━━ Given data
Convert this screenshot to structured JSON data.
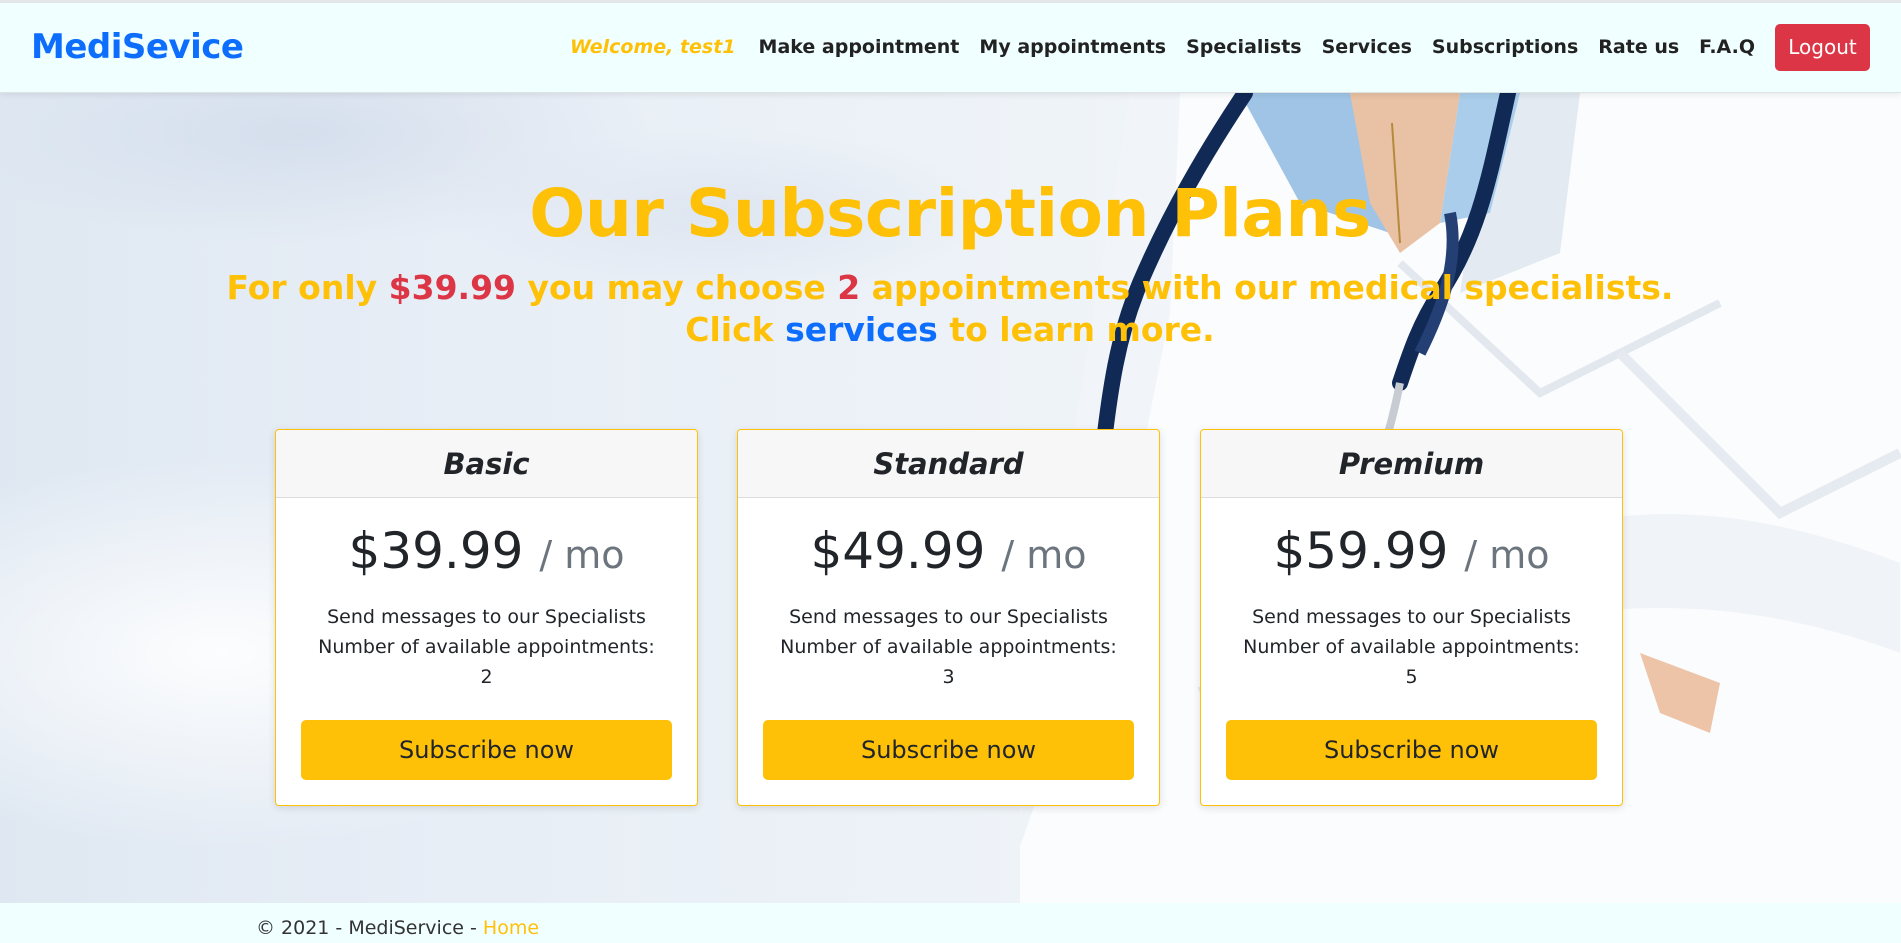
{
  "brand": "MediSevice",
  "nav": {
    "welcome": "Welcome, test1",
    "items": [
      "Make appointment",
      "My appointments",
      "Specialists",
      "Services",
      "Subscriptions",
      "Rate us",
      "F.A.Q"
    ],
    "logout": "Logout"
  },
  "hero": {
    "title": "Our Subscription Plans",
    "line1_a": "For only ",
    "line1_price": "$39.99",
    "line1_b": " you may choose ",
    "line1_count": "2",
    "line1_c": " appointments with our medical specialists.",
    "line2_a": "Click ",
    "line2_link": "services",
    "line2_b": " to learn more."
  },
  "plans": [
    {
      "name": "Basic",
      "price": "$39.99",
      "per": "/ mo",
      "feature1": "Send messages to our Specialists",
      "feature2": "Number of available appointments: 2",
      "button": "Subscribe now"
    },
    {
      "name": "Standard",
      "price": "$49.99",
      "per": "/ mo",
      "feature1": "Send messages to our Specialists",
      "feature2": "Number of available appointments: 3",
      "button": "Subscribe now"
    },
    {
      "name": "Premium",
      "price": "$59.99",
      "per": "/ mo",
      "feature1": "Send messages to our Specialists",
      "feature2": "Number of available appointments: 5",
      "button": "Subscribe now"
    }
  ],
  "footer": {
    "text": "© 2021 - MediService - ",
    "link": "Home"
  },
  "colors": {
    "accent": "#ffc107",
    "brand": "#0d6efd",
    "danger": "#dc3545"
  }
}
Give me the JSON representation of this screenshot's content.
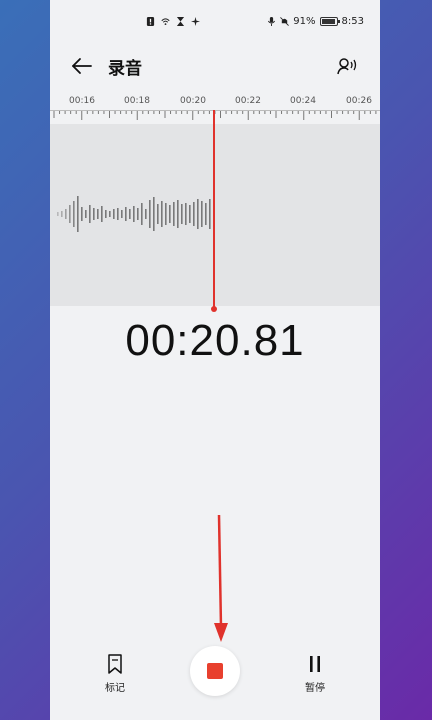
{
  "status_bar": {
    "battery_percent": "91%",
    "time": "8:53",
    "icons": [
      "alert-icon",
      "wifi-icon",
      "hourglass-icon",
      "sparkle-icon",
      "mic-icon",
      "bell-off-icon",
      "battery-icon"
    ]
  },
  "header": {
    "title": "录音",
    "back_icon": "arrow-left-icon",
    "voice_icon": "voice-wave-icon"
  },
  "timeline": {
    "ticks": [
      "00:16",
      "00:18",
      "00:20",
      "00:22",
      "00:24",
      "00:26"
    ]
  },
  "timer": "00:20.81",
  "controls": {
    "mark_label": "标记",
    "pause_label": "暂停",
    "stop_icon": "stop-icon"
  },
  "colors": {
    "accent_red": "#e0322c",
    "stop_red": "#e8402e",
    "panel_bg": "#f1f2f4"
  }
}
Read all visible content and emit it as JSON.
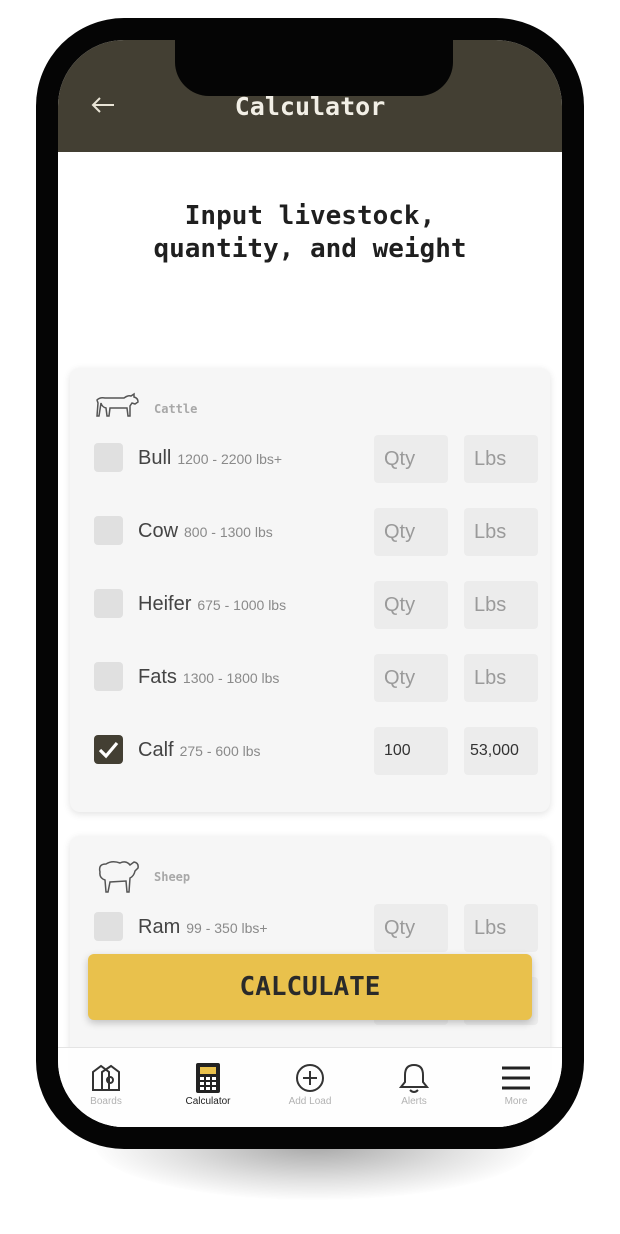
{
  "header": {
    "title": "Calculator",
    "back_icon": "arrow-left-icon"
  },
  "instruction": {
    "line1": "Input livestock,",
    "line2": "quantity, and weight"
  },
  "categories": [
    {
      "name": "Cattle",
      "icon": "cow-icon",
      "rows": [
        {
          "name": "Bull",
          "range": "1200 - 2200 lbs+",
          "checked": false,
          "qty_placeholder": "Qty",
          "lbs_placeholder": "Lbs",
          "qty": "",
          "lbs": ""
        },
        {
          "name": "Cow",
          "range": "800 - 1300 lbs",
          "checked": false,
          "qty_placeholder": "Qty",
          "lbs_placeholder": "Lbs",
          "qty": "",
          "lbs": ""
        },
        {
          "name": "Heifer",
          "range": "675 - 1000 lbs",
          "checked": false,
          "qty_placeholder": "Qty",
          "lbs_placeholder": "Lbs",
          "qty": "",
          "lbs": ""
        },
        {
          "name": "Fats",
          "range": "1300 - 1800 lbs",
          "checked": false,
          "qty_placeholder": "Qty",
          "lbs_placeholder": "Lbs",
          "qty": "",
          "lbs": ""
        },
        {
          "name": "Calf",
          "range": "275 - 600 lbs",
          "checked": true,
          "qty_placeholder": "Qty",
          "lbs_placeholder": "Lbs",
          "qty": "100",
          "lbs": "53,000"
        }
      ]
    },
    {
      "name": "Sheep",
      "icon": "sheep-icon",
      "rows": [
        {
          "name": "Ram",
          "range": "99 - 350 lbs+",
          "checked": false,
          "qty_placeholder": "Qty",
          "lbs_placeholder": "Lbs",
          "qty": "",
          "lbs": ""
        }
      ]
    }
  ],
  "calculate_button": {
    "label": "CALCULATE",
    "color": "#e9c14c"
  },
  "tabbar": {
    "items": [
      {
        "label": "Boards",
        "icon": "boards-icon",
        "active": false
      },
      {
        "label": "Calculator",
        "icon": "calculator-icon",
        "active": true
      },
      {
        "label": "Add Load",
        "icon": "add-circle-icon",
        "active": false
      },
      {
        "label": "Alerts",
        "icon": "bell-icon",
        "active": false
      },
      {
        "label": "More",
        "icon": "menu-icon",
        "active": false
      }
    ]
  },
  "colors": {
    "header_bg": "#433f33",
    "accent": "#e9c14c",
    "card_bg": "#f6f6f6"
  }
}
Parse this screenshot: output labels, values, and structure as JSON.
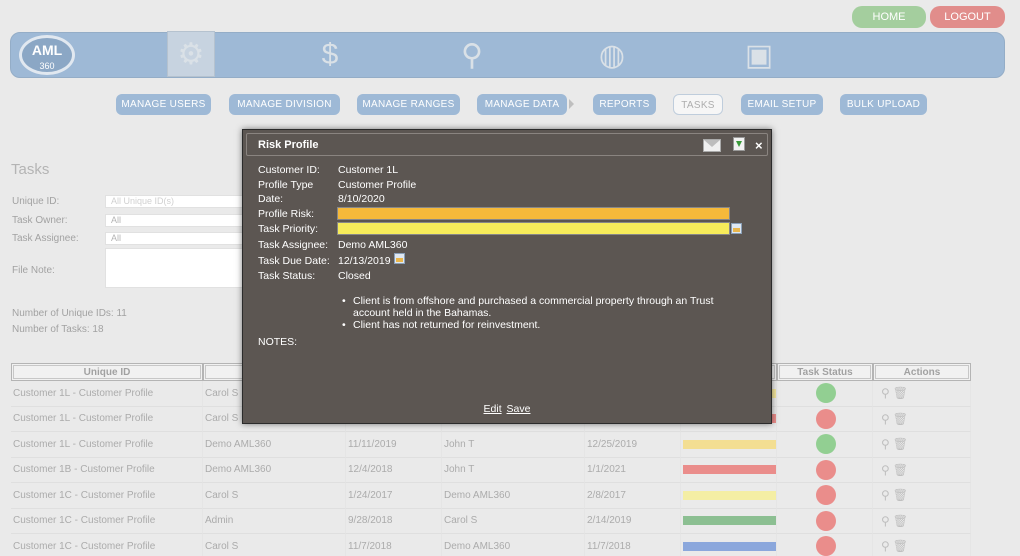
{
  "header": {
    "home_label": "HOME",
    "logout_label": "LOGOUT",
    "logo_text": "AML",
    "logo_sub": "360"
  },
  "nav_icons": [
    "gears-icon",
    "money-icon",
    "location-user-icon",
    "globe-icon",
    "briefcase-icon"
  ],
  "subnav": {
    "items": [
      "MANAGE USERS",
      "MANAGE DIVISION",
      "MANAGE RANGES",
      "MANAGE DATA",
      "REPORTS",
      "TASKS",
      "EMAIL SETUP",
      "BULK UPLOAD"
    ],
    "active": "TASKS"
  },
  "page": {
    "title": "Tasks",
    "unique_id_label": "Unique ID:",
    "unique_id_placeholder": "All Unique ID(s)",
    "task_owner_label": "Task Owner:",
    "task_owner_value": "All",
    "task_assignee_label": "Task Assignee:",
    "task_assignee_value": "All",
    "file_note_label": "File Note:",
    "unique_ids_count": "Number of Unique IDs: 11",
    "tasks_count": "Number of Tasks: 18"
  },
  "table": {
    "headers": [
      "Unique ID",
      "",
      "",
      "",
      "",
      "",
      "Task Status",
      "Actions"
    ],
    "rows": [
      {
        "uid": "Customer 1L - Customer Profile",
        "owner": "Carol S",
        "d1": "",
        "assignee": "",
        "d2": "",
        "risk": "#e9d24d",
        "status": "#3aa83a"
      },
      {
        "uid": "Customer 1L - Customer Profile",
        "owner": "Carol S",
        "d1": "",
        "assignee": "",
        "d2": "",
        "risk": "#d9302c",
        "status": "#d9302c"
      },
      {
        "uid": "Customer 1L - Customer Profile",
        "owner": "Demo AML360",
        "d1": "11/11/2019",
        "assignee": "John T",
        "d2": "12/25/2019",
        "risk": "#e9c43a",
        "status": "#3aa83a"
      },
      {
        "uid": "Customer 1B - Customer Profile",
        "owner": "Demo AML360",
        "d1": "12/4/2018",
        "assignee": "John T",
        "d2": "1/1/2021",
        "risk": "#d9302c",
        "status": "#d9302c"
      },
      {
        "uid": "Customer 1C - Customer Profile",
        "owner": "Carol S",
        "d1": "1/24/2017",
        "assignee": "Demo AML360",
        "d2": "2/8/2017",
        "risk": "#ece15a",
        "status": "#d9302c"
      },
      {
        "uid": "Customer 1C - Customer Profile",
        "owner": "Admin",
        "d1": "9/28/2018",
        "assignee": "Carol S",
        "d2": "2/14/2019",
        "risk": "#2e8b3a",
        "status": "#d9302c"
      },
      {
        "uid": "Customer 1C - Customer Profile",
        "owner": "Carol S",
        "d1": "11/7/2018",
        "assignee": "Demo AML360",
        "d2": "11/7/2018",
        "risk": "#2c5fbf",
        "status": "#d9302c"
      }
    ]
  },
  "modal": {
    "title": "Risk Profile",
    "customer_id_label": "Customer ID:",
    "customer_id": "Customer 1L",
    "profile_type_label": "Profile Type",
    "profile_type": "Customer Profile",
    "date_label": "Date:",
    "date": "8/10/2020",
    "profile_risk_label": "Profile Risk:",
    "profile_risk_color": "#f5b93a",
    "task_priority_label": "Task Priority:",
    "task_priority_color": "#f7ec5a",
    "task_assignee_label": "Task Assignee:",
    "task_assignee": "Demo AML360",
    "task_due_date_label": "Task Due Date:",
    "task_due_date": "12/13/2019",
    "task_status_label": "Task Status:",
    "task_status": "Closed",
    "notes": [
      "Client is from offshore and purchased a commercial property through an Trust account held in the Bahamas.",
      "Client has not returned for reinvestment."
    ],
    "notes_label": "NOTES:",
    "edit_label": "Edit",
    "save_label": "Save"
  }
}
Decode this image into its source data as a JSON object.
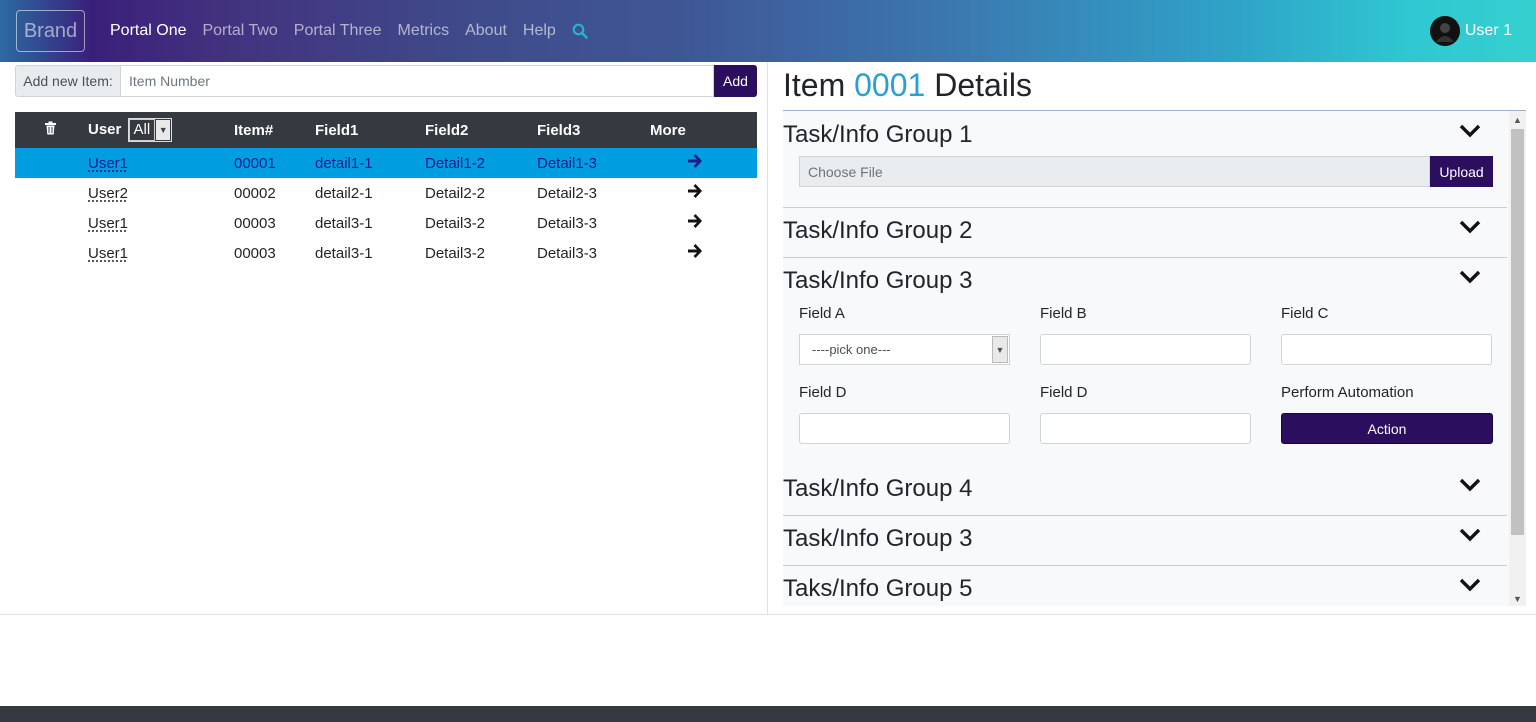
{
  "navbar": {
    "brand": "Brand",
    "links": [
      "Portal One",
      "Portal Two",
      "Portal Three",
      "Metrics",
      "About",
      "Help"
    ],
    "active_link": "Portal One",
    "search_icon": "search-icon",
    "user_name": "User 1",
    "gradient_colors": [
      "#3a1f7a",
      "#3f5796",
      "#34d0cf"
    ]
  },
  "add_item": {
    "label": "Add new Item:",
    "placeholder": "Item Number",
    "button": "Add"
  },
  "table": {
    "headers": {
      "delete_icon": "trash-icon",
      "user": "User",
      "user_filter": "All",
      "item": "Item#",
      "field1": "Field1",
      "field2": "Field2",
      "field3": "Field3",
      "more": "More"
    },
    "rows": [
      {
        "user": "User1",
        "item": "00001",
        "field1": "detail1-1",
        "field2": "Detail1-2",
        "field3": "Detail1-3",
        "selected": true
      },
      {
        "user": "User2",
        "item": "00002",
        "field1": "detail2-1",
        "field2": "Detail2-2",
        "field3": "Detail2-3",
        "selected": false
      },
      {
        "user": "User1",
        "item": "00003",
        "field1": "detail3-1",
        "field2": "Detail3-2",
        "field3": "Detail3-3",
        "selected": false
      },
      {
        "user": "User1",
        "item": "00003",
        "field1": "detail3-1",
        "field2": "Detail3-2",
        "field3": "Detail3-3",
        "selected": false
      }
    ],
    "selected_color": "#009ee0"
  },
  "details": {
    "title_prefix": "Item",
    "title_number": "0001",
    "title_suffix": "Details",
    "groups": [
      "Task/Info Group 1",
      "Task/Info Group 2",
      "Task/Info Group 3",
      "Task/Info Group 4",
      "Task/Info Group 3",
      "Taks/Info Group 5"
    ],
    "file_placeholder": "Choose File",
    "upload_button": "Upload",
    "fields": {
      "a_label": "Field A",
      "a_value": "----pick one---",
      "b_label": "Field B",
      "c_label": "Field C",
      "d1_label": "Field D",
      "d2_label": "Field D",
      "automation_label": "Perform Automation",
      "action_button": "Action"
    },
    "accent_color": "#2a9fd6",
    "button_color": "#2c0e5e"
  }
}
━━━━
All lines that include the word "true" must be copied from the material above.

          "checked": true,
        "active": true
        "selected": true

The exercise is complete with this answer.